By the middle of May, Webley-Smith had reached No 253 in the rankings, three places short of her target. On the day the Wimbledon committee met to decide their wild cards she climbed to No 247. Destination reached, she will play at Wimbledon this week, with the Czech Republic's Klara Zakopalova her first-round opponent.
Webley-Smith believes that playing for a prolonged spell without interruption sparked the upturn in her career. Until last year she had had several lengthy breaks, including one after contracting dengue fever in India. "It's not dissimilar to malaria," she recalled. "I've never felt as ill in my whole life."
Even more seriously, she suffered deep vein thrombosis in Australia in 2009. The cause was either an ankle injury, for which she was due to have surgery the following day, or the long flight Down Under.
"The family I was staying with found me unconscious on the floor," she said. "The hospital reckoned I had passed out because of the pain. I just thought it was something to do with the ankle injury. They found a blood clot in my calf. I had to stay in Australia for four months, mostly in hospital."
Undeterred, Webley-Smith was soon back on her travels. "I choose my programme because I want specifically to play outdoors on hard courts. I do much better when the sun is on my back."
Webley-Smith's ranking has not been high enough to earn financial support from the Lawn Tennis Association, though the governing body pays her small bonuses for her results. She is paid for some coaching work and as the tennis editor of a sports website but otherwise relieson prize money. In the last year her biggest cheque was $1,520 (about £940). Even if she loses in the first round at Wimbledon she will earn £11,500.
Food, travel and accommodation – she makes all her own bookings – have to be paid for at most tournaments. "At least it's very cheap to live at the sort of places I go to. People's perceptions of tennis players' lives are certainly very different to the reality. The hotel I stayed at in India in the first tournament of my trip was £6 a night – and it was the best in town. You also have to get used to some unusual food. I remember being served chicken's feet for breakfast in China."

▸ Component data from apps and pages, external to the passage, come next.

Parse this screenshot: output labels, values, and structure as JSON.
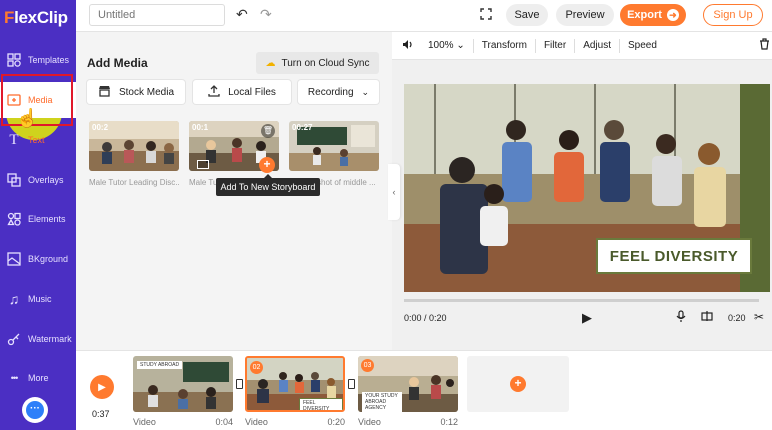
{
  "app": {
    "logo_text": "lexClip",
    "logo_initial": "F"
  },
  "sidebar": {
    "items": [
      {
        "label": "Templates",
        "icon": "templates-icon",
        "glyph": "⚙"
      },
      {
        "label": "Media",
        "icon": "media-icon",
        "glyph": "▣"
      },
      {
        "label": "Text",
        "icon": "text-icon",
        "glyph": "T"
      },
      {
        "label": "Overlays",
        "icon": "overlays-icon",
        "glyph": "❐"
      },
      {
        "label": "Elements",
        "icon": "elements-icon",
        "glyph": "✲"
      },
      {
        "label": "BKground",
        "icon": "background-icon",
        "glyph": "▨"
      },
      {
        "label": "Music",
        "icon": "music-icon",
        "glyph": "♫"
      },
      {
        "label": "Watermark",
        "icon": "watermark-icon",
        "glyph": "⌘"
      },
      {
        "label": "More",
        "icon": "more-icon",
        "glyph": "•••"
      }
    ],
    "active": "Media"
  },
  "topbar": {
    "title_placeholder": "Untitled",
    "save": "Save",
    "preview": "Preview",
    "export": "Export",
    "signup": "Sign Up"
  },
  "media_panel": {
    "title": "Add Media",
    "cloud_sync": "Turn on Cloud Sync",
    "sources": [
      "Stock Media",
      "Local Files",
      "Recording"
    ],
    "thumbs": [
      {
        "duration": "00:2",
        "caption": "Male Tutor Leading Disc..."
      },
      {
        "duration": "00:1",
        "caption": "Male Tu"
      },
      {
        "duration": "00:27",
        "caption": "shot of middle ..."
      }
    ],
    "tooltip": "Add To New Storyboard"
  },
  "preview": {
    "zoom": "100%",
    "tools": [
      "Transform",
      "Filter",
      "Adjust",
      "Speed"
    ],
    "overlay_text": "FEEL DIVERSITY",
    "time_current": "0:00 / 0:20",
    "time_end": "0:20"
  },
  "timeline": {
    "total": "0:37",
    "clips": [
      {
        "label": "Video",
        "duration": "0:04",
        "tag": "STUDY ABROAD",
        "num": ""
      },
      {
        "label": "Video",
        "duration": "0:20",
        "tag": "FEEL DIVERSITY",
        "num": "02"
      },
      {
        "label": "Video",
        "duration": "0:12",
        "tag": "YOUR STUDY ABROAD AGENCY",
        "num": "03"
      }
    ]
  },
  "colors": {
    "brand": "#4b2fc3",
    "accent": "#ff7a2f",
    "highlight": "#e6f000"
  }
}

Webley-Smith usually travels on her own, often to the understandable concern of her parents. At Muzaffarnagar, a five-hour taxi ride from Delhi, armed guards accompanied the players on their 500-yard journey from the hotel to the grass courts because of local violence. She is sometimes the only European competitor. "The women's tour can be a lonely place," she said. "The girls don't mix as well as the guys do, though thankfully I'm someone who likes my own company."
Sustained by her eventual goal of playing in the main draw at all four Grand Slam events, Webley-Smith said she had no worries about wilting under any pressure at the All England Club, especially as she loves playing on grass. "When you look at the conditions at some of the tournaments I've been to, it will be an absolute privilege to play at Wimbledon," she said.Reuse content